The original Yomega yo-yo started it all. It was a yo-yo with a Brain, featuring a centrifugal clutch system. This allows the yo-yo to automatically return to the user's hand when it begins to lose spin. First released in 1984, it has been a staple ever since.
This is the best yo-yo I've ever had the pleasure of using. It's unfortunate that HSpin no longer exists. They abandoned this sort of design years before closing down, so I suppose the writing was on the wall.
The yo-yo was nicely sized, slightly smaller than most others, and had excellent sleep performance, akin to Rip Van Winkle. It was also responsive enough for looping. The design was brilliant - portable, good-looking, and it felt great to use.
It's a shame they don't make anything like this anymore.
Released in 1998, the HandQuake 1.4 series was the first to feature a bi-metallic composition body. The 1.4, of which only 50 were made, had an aluminum body with embedded steel weight rings. The 1.4b, with a production run of 500, featured bronze weight rings, making it heavier than the original. Both the 1.4 and 1.4b also had a shim-adjustable string gap.
Its name stands for Raider Performance Measurement, and this yo-yo measures the user's performance in long sleepers and looping. It also detects errors and keeps a record of them. The yo-yo features an LCD monitor for visual output and has three buttons for viewing high scores, changing gameplay modes, and viewing results. Additionally, it includes a roller bearing and starburst response, just like the standard Raider. Tiger Electronics also produced a similar yo-yo called the E-Yo.

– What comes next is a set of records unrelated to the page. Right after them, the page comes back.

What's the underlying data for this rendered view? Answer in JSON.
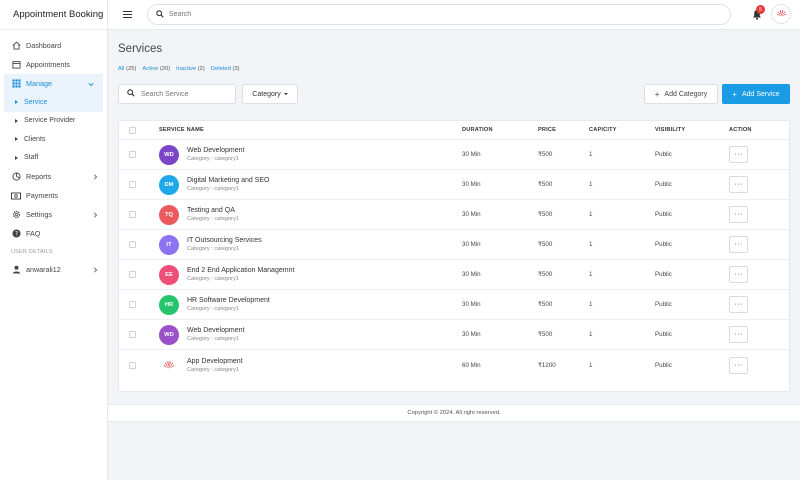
{
  "app": {
    "title": "Appointment Booking"
  },
  "topbar": {
    "search_placeholder": "Search",
    "notifications_count": "5"
  },
  "sidebar": {
    "items": [
      {
        "label": "Dashboard",
        "icon": "home-icon"
      },
      {
        "label": "Appointments",
        "icon": "calendar-icon"
      },
      {
        "label": "Manage",
        "icon": "grid-icon"
      },
      {
        "label": "Service"
      },
      {
        "label": "Service Provider"
      },
      {
        "label": "Clients"
      },
      {
        "label": "Staff"
      },
      {
        "label": "Reports",
        "icon": "reports-icon"
      },
      {
        "label": "Payments",
        "icon": "payments-icon"
      },
      {
        "label": "Settings",
        "icon": "gear-icon"
      },
      {
        "label": "FAQ",
        "icon": "help-icon"
      }
    ],
    "section_label": "USER DETAILS",
    "user": "anwarali12"
  },
  "page": {
    "title": "Services",
    "filters": [
      {
        "label": "All",
        "count": "(25)"
      },
      {
        "label": "Active",
        "count": "(20)"
      },
      {
        "label": "Inactive",
        "count": "(2)"
      },
      {
        "label": "Deleted",
        "count": "(3)"
      }
    ],
    "search_placeholder": "Search Service",
    "category_label": "Category",
    "add_category_label": "Add Category",
    "add_service_label": "Add Service"
  },
  "table": {
    "columns": [
      "SERVICE NAME",
      "DURATION",
      "PRICE",
      "CAPICITY",
      "VISIBILITY",
      "ACTION"
    ],
    "rows": [
      {
        "initials": "WD",
        "color": "#7b45c6",
        "name": "Web Development",
        "category": "Category : category1",
        "duration": "30 Min",
        "price": "₹500",
        "capacity": "1",
        "visibility": "Public"
      },
      {
        "initials": "DM",
        "color": "#1ea7ea",
        "name": "Digital Marketing and SEO",
        "category": "Category : category1",
        "duration": "30 Min",
        "price": "₹500",
        "capacity": "1",
        "visibility": "Public"
      },
      {
        "initials": "TQ",
        "color": "#ea5a5f",
        "name": "Testing and QA",
        "category": "Category : category1",
        "duration": "30 Min",
        "price": "₹500",
        "capacity": "1",
        "visibility": "Public"
      },
      {
        "initials": "IT",
        "color": "#8b74f0",
        "name": "IT Outsourcing Services",
        "category": "Category : category1",
        "duration": "30 Min",
        "price": "₹500",
        "capacity": "1",
        "visibility": "Public"
      },
      {
        "initials": "EE",
        "color": "#ee4f76",
        "name": "End 2 End Application Managemnt",
        "category": "Category : category1",
        "duration": "30 Min",
        "price": "₹500",
        "capacity": "1",
        "visibility": "Public"
      },
      {
        "initials": "HR",
        "color": "#27c46e",
        "name": "HR Software Development",
        "category": "Category : category1",
        "duration": "30 Min",
        "price": "₹500",
        "capacity": "1",
        "visibility": "Public"
      },
      {
        "initials": "WD",
        "color": "#9a50c8",
        "name": "Web Development",
        "category": "Category : category1",
        "duration": "30 Min",
        "price": "₹500",
        "capacity": "1",
        "visibility": "Public"
      },
      {
        "initials": "",
        "logo": "huawei-logo-icon",
        "color": "#e3242b",
        "name": "App Development",
        "category": "Category : category1",
        "duration": "60 Min",
        "price": "₹1200",
        "capacity": "1",
        "visibility": "Public"
      }
    ],
    "action_label": "···"
  },
  "footer": {
    "text": "Copyright © 2024. All right reserved."
  }
}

This is an awesome yo-yo to start with, offering amazing spin times. It provides two options: responsive and unresponsive. It performs like a pro and is a must-have.
Although it is a plastic yo-yo, it has the best sleep time and is the best yo-yo I've ever owned. I've owned the Dark Magic 2, Maverick, DV888, and the Magic N6 Floating Cloud. It tops all of them. You can't beat it. The wide gap makes it almost impossible to miss simple mounts. This is the best yo-yo ever, both responsive and unresponsive. However, the only downside is that it needs to be lubed over and over again if you play with it as much as I do. It's good for basic to advanced yo-yo tricks.